= Beginning of Section =
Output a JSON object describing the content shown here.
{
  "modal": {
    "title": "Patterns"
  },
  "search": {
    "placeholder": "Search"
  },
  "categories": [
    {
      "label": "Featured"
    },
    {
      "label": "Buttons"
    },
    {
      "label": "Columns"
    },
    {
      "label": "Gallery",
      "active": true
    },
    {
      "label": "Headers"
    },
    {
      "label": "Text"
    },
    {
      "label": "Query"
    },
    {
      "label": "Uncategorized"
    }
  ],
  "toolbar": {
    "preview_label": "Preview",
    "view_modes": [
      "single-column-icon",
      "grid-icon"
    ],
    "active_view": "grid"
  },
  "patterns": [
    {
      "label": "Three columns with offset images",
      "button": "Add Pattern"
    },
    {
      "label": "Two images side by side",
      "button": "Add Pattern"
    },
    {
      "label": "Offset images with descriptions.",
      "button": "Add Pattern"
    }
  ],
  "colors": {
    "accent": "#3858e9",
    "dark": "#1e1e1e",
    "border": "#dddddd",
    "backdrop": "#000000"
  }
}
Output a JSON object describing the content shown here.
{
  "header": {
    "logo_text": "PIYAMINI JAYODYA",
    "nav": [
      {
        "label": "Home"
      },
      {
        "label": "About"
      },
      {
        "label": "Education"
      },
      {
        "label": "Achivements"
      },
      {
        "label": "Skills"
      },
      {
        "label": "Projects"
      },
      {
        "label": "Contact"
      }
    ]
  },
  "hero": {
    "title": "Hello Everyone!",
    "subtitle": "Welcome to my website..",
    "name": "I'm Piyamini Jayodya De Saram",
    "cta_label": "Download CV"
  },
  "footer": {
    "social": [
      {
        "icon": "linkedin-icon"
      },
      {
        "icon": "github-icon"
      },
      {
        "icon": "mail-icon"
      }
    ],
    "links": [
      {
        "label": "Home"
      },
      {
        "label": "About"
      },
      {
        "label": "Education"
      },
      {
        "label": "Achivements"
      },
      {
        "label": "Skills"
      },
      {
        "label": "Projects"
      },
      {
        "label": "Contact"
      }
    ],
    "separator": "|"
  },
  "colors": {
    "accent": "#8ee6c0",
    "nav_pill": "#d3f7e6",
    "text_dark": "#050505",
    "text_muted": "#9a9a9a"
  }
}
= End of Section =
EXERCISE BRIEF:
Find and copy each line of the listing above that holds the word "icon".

EXPECTED ANSWER:
      "single-column-icon",
      "grid-icon"
        "icon": "linkedin-icon"
        "icon": "github-icon"
        "icon": "mail-icon"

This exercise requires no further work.